  • Avoid burns.
    • Bathe and do dishes in lukewarm water.
    • Test the temperature of bath water or dishwater using your unaffected side.
    • Use pot holders whenever you work near a stove.
    • Turn pot handles away from you to prevent spills.
    • Wear non-flammable clothes when you cook. And don't wear clothes with long sleeves or ruffles that could get caught in an appliance.
  • Take steps to prevent a frozen shoulder.
    • Support your affected arm. For example, wear an arm sling when you sit up or walk.
    • Maintain full range of motion of the affected joints. You can do this either by moving your arm or by having someone move it for you.
    • Don't overexercise your arm. This can cause pain and make it hard to exercise.
  • Prevent swelling in your affected arm or leg.
    • Prop up the affected arm or leg. If your arm hangs down at your side for long periods of time, you will have more swelling in the arm.
    • Follow your doctor's advice about what daily exercises to do. There are exercises you can do to help drain fluid from the affected arm or leg.
    • See a physiotherapist. The therapist can teach you how to do special massages that can help move fluid out of your arm or leg. You also can learn what activities would be best for you.
    • Try compression stockings to keep fluid from building up in your arm or leg. Your doctor or therapist can help you know what size to buy.


Current as of: December 19, 2022

Author: Healthwise Staff
Medical Review:
E. Gregory Thompson MD - Internal Medicine
Martin J. Gabica MD - Family Medicine

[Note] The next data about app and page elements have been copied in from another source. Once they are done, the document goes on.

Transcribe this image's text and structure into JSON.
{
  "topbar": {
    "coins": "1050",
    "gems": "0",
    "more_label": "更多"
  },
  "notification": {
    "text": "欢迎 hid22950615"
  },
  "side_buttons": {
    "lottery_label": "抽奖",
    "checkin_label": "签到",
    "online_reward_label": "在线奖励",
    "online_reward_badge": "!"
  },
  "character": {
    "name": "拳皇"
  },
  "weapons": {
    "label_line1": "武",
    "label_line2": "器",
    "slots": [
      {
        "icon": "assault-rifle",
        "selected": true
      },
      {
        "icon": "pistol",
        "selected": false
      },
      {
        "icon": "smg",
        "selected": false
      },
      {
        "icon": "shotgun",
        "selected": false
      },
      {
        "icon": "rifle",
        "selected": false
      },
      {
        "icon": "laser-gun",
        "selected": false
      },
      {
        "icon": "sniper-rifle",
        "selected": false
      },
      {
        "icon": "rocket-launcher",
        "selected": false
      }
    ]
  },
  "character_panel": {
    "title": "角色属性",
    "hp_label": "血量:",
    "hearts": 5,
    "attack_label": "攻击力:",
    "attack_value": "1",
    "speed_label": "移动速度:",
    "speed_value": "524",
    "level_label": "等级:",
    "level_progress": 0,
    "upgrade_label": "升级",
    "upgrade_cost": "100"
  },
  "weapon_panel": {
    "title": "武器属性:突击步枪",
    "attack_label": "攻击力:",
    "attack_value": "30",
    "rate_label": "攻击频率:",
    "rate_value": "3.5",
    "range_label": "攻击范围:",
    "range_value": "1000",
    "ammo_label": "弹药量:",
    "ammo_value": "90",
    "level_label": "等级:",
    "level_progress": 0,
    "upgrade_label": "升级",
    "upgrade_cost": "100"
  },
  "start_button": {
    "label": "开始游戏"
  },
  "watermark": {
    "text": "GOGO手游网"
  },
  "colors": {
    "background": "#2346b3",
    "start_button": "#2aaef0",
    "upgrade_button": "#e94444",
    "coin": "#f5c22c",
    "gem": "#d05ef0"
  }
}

Adam Husney MD - Family Medicine
Kathleen Romito MD - Family Medicine
Richard D. Zorowitz MD - Physical Medicine and Rehabilitation